** REQUIREMENT **
Using the listing below, please gather every line containing the word "screenshot".

** RECORDS SHOWN **
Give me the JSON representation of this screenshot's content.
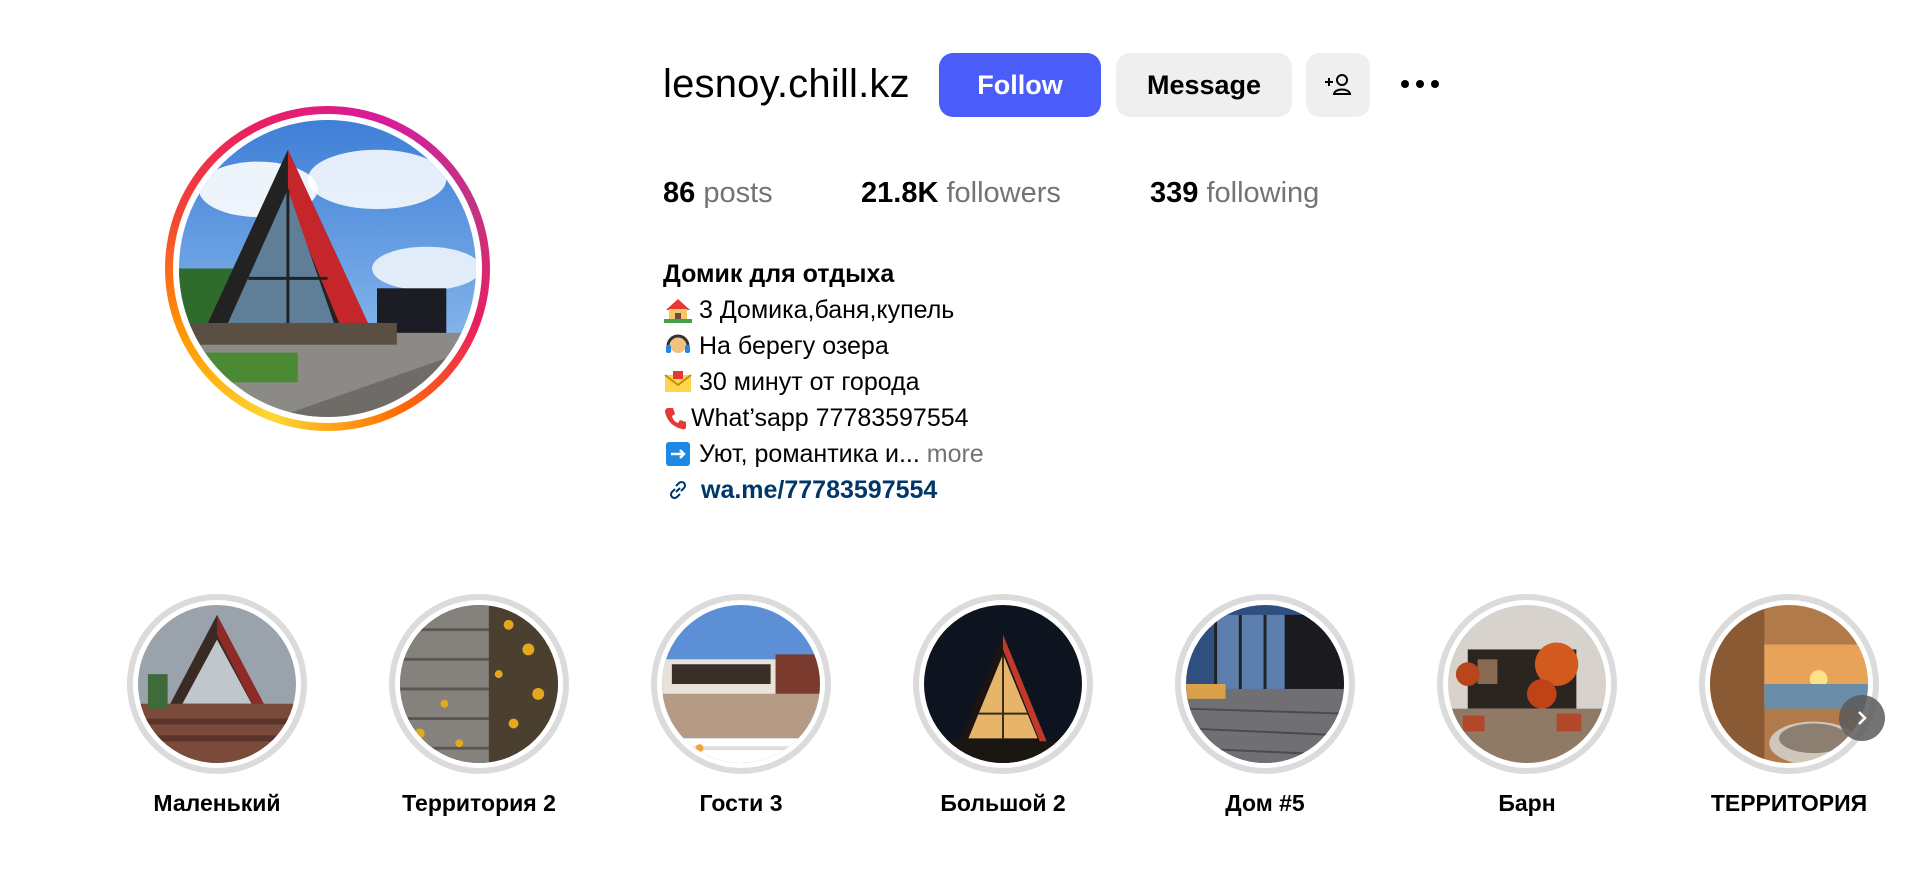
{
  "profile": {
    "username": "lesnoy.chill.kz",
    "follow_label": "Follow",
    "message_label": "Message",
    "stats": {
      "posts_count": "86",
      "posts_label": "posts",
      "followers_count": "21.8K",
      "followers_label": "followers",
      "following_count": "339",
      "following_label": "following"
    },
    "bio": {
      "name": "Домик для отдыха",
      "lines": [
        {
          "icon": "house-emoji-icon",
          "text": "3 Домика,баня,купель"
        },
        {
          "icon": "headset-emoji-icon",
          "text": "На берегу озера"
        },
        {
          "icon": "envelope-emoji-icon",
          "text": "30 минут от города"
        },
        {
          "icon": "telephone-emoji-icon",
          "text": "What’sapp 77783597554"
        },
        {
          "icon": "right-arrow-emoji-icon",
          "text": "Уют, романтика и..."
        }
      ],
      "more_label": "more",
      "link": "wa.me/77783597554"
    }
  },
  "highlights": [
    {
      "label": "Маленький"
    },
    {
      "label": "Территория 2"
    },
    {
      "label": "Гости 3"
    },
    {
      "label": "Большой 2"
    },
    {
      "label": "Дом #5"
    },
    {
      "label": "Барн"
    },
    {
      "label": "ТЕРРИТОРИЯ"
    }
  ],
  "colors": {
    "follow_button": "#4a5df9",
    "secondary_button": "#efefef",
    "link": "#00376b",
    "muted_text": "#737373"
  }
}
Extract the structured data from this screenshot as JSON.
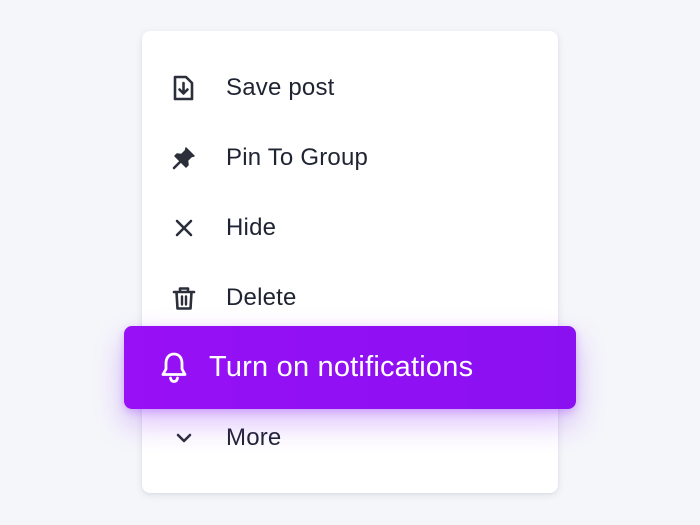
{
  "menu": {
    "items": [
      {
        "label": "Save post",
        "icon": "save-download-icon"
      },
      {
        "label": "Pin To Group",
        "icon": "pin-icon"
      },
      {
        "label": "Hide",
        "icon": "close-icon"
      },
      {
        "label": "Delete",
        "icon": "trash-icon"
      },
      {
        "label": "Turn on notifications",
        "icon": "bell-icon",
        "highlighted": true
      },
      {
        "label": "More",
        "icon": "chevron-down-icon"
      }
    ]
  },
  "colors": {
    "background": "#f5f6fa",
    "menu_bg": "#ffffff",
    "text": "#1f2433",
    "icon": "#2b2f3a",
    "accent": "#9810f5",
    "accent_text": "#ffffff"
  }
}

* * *

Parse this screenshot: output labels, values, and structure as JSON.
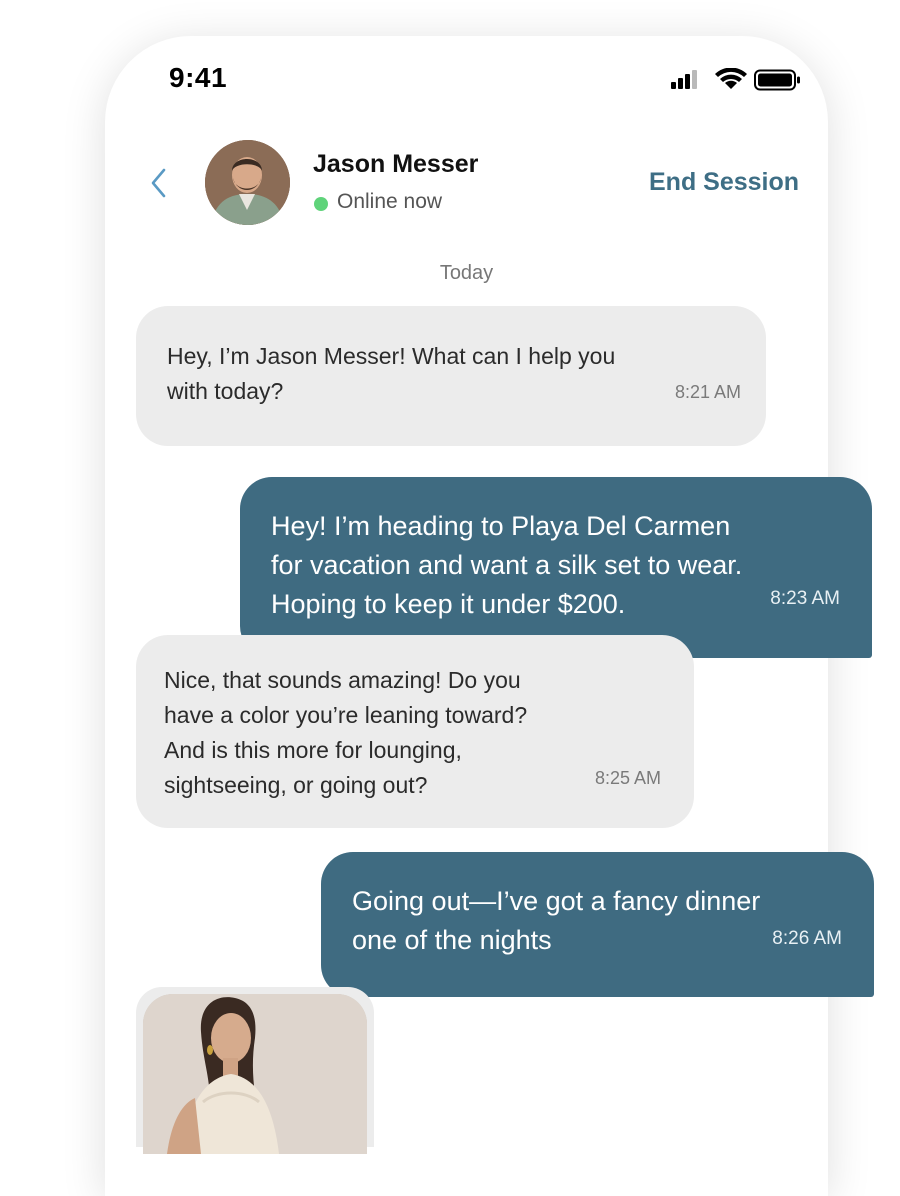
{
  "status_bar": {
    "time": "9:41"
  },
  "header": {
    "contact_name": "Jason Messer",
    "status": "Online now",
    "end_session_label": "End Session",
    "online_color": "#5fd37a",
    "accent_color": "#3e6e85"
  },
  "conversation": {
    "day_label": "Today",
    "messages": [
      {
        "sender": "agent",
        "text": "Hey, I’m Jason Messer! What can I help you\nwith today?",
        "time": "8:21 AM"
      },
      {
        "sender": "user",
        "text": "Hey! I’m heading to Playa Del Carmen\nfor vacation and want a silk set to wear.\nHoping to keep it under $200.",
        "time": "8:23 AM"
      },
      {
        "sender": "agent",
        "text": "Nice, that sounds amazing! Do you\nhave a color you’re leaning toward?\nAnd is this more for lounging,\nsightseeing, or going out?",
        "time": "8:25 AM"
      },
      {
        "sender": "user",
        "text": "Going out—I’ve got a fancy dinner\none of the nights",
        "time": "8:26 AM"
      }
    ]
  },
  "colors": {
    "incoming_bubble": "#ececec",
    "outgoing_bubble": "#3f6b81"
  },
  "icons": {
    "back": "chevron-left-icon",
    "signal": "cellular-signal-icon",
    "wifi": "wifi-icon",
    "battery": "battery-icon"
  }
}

** TASK SOLUTION **
Give me the JSON representation of this screenshot's content.
Extract the structured data from this screenshot as JSON.
Parse this screenshot: output labels, values, and structure as JSON.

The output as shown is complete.